*SUPPLIED DATA:*
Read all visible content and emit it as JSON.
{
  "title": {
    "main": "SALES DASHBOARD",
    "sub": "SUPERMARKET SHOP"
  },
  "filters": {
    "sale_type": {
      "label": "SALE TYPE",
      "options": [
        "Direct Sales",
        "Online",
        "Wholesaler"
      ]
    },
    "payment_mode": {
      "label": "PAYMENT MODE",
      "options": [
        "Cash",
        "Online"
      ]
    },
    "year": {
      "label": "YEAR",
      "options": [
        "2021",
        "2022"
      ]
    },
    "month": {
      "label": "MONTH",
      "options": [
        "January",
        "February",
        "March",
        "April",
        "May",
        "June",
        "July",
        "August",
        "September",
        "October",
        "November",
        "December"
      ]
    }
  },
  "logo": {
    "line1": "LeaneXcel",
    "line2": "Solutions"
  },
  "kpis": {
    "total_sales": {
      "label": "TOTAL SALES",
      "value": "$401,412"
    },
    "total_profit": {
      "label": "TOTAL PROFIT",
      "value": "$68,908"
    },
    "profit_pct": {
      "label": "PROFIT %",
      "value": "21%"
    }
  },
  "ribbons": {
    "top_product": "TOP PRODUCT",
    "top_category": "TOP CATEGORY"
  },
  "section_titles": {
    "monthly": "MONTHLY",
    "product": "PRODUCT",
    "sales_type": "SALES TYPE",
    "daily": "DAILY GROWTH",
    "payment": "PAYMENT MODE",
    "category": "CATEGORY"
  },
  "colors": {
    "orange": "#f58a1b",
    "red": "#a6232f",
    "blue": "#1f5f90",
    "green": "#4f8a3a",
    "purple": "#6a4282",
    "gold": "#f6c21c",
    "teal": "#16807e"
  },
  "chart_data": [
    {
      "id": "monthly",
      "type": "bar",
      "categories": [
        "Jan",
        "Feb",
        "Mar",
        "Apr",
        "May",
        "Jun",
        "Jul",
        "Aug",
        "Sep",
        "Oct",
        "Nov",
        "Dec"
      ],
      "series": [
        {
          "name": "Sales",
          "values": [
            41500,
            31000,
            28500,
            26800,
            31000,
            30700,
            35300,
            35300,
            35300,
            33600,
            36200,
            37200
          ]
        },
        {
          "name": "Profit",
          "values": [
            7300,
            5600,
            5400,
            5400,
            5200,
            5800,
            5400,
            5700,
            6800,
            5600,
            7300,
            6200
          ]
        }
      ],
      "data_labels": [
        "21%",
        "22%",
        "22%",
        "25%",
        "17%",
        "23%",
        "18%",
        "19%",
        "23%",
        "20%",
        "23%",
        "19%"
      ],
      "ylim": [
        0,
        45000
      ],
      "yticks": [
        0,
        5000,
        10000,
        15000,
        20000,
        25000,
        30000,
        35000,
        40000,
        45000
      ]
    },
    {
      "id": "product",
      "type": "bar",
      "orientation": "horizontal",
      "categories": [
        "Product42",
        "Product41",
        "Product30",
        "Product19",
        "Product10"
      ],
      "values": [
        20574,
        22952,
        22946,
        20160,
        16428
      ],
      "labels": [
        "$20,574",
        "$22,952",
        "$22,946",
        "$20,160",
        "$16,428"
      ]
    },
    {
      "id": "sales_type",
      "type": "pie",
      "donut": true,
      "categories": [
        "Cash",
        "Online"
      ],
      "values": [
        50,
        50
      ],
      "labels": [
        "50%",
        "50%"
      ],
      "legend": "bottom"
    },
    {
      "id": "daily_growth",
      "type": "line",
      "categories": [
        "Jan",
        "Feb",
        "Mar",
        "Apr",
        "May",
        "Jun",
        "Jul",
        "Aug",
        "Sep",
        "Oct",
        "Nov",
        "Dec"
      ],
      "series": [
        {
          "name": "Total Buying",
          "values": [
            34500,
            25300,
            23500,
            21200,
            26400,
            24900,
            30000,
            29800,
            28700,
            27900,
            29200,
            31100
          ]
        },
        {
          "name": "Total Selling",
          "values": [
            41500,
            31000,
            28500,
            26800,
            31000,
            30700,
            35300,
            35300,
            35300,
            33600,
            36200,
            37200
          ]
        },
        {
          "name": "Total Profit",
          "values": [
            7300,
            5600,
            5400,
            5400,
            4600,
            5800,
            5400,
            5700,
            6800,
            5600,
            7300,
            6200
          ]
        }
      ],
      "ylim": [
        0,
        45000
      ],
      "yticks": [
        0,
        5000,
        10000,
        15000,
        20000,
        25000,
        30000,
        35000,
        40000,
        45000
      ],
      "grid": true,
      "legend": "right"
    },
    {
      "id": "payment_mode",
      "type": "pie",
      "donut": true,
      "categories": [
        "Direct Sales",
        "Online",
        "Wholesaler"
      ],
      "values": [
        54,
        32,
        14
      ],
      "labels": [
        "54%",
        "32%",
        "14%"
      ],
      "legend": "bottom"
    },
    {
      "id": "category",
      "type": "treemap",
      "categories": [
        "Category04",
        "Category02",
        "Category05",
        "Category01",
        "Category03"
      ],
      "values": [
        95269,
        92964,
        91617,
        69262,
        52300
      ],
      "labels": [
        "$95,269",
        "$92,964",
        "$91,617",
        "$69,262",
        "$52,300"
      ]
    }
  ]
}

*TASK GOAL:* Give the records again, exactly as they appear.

*YOUR SOLUTION:*
Read all visible content and emit it as JSON.
{
  "title": {
    "main": "SALES DASHBOARD",
    "sub": "SUPERMARKET SHOP"
  },
  "filters": {
    "sale_type": {
      "label": "SALE TYPE",
      "options": [
        "Direct Sales",
        "Online",
        "Wholesaler"
      ]
    },
    "payment_mode": {
      "label": "PAYMENT MODE",
      "options": [
        "Cash",
        "Online"
      ]
    },
    "year": {
      "label": "YEAR",
      "options": [
        "2021",
        "2022"
      ]
    },
    "month": {
      "label": "MONTH",
      "options": [
        "January",
        "February",
        "March",
        "April",
        "May",
        "June",
        "July",
        "August",
        "September",
        "October",
        "November",
        "December"
      ]
    }
  },
  "logo": {
    "line1": "LeaneXcel",
    "line2": "Solutions"
  },
  "kpis": {
    "total_sales": {
      "label": "TOTAL SALES",
      "value": "$401,412"
    },
    "total_profit": {
      "label": "TOTAL PROFIT",
      "value": "$68,908"
    },
    "profit_pct": {
      "label": "PROFIT %",
      "value": "21%"
    }
  },
  "ribbons": {
    "top_product": "TOP PRODUCT",
    "top_category": "TOP CATEGORY"
  },
  "section_titles": {
    "monthly": "MONTHLY",
    "product": "PRODUCT",
    "sales_type": "SALES TYPE",
    "daily": "DAILY GROWTH",
    "payment": "PAYMENT MODE",
    "category": "CATEGORY"
  },
  "colors": {
    "orange": "#f58a1b",
    "red": "#a6232f",
    "blue": "#1f5f90",
    "green": "#4f8a3a",
    "purple": "#6a4282",
    "gold": "#f6c21c",
    "teal": "#16807e"
  },
  "chart_data": [
    {
      "id": "monthly",
      "type": "bar",
      "categories": [
        "Jan",
        "Feb",
        "Mar",
        "Apr",
        "May",
        "Jun",
        "Jul",
        "Aug",
        "Sep",
        "Oct",
        "Nov",
        "Dec"
      ],
      "series": [
        {
          "name": "Sales",
          "values": [
            41500,
            31000,
            28500,
            26800,
            31000,
            30700,
            35300,
            35300,
            35300,
            33600,
            36200,
            37200
          ]
        },
        {
          "name": "Profit",
          "values": [
            7300,
            5600,
            5400,
            5400,
            5200,
            5800,
            5400,
            5700,
            6800,
            5600,
            7300,
            6200
          ]
        }
      ],
      "data_labels": [
        "21%",
        "22%",
        "22%",
        "25%",
        "17%",
        "23%",
        "18%",
        "19%",
        "23%",
        "20%",
        "23%",
        "19%"
      ],
      "ylim": [
        0,
        45000
      ],
      "yticks": [
        0,
        5000,
        10000,
        15000,
        20000,
        25000,
        30000,
        35000,
        40000,
        45000
      ]
    },
    {
      "id": "product",
      "type": "bar",
      "orientation": "horizontal",
      "categories": [
        "Product42",
        "Product41",
        "Product30",
        "Product19",
        "Product10"
      ],
      "values": [
        20574,
        22952,
        22946,
        20160,
        16428
      ],
      "labels": [
        "$20,574",
        "$22,952",
        "$22,946",
        "$20,160",
        "$16,428"
      ]
    },
    {
      "id": "sales_type",
      "type": "pie",
      "donut": true,
      "categories": [
        "Cash",
        "Online"
      ],
      "values": [
        50,
        50
      ],
      "labels": [
        "50%",
        "50%"
      ],
      "legend": "bottom"
    },
    {
      "id": "daily_growth",
      "type": "line",
      "categories": [
        "Jan",
        "Feb",
        "Mar",
        "Apr",
        "May",
        "Jun",
        "Jul",
        "Aug",
        "Sep",
        "Oct",
        "Nov",
        "Dec"
      ],
      "series": [
        {
          "name": "Total Buying",
          "values": [
            34500,
            25300,
            23500,
            21200,
            26400,
            24900,
            30000,
            29800,
            28700,
            27900,
            29200,
            31100
          ]
        },
        {
          "name": "Total Selling",
          "values": [
            41500,
            31000,
            28500,
            26800,
            31000,
            30700,
            35300,
            35300,
            35300,
            33600,
            36200,
            37200
          ]
        },
        {
          "name": "Total Profit",
          "values": [
            7300,
            5600,
            5400,
            5400,
            4600,
            5800,
            5400,
            5700,
            6800,
            5600,
            7300,
            6200
          ]
        }
      ],
      "ylim": [
        0,
        45000
      ],
      "yticks": [
        0,
        5000,
        10000,
        15000,
        20000,
        25000,
        30000,
        35000,
        40000,
        45000
      ],
      "grid": true,
      "legend": "right"
    },
    {
      "id": "payment_mode",
      "type": "pie",
      "donut": true,
      "categories": [
        "Direct Sales",
        "Online",
        "Wholesaler"
      ],
      "values": [
        54,
        32,
        14
      ],
      "labels": [
        "54%",
        "32%",
        "14%"
      ],
      "legend": "bottom"
    },
    {
      "id": "category",
      "type": "treemap",
      "categories": [
        "Category04",
        "Category02",
        "Category05",
        "Category01",
        "Category03"
      ],
      "values": [
        95269,
        92964,
        91617,
        69262,
        52300
      ],
      "labels": [
        "$95,269",
        "$92,964",
        "$91,617",
        "$69,262",
        "$52,300"
      ]
    }
  ]
}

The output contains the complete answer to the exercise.